Places in Peril 2012: Liberty Warehouse


Liberty Warehouse 1

Why It’s Important:
The Liberty Warehouse is the only surviving loose-leaf tobacco auction house in Durham. Constructed in two sections dating from 1938 and 1948, the massive, timber-framed structure features an expansive open-plan measuring 2.6 acres. It has a brick foundation with a low-pitched, front-gabled roof supported by large timber columns and has numerous skylights partially hidden by a stepped parapet. The auction warehouse filled an important niche in Durham’s tobacco culture; farmers would converge at the auction house, camping out there until their tobacco sold, and patronizing shops, banks, and cafes in the warehouse while they waited. Tobacco auctions ended in the 1980s and the building has been used for any number of purposes since then. Despite having undergone modifications over the years, Liberty Warehouse No. 1 and 2 retained much of its original appearance and integrity when it was listed to the National Register of Historic Places in August 2008 and designated a Durham Historic Landmark in December 2009.

Why it’s in Peril:
In May 2011, a portion of the roof collapsed, resulting in water and structural damage to a significant portion of the building. In February of 2012 the Durham City-County Planning Department determined that the landmark was in a condition of demolition by neglect. In late February 2012, the property owner submitted a scope of work to the City for repairs to the structure and with a proposed timeline of eight months to complete the work.
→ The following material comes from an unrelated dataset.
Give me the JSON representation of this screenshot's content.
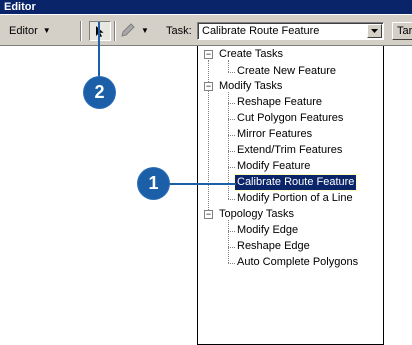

As of April 2012, the roof has not been repaired and leaves the interior open to the elements.

What’s Needed:
The building should be fully stabilized and the necessary repairs made to weatherproof the building as soon as possible to prevent any further deterioration; the City of Durham should continue taking all possible steps to ensure that the necessary repairs are made. The nature of this building type makes determining an appropriate adaptive reuse challenging; however, Preservation Durham has been working with the property owner and with Central Park-area stakeholders to formulate a compatible use that would retain the historic integrity of the structure. Preservation Durham is also working to develop the case for the statewide significance of the structure and will continue to advocate for the building’s expedited repair and historically appropriate rehabilitation.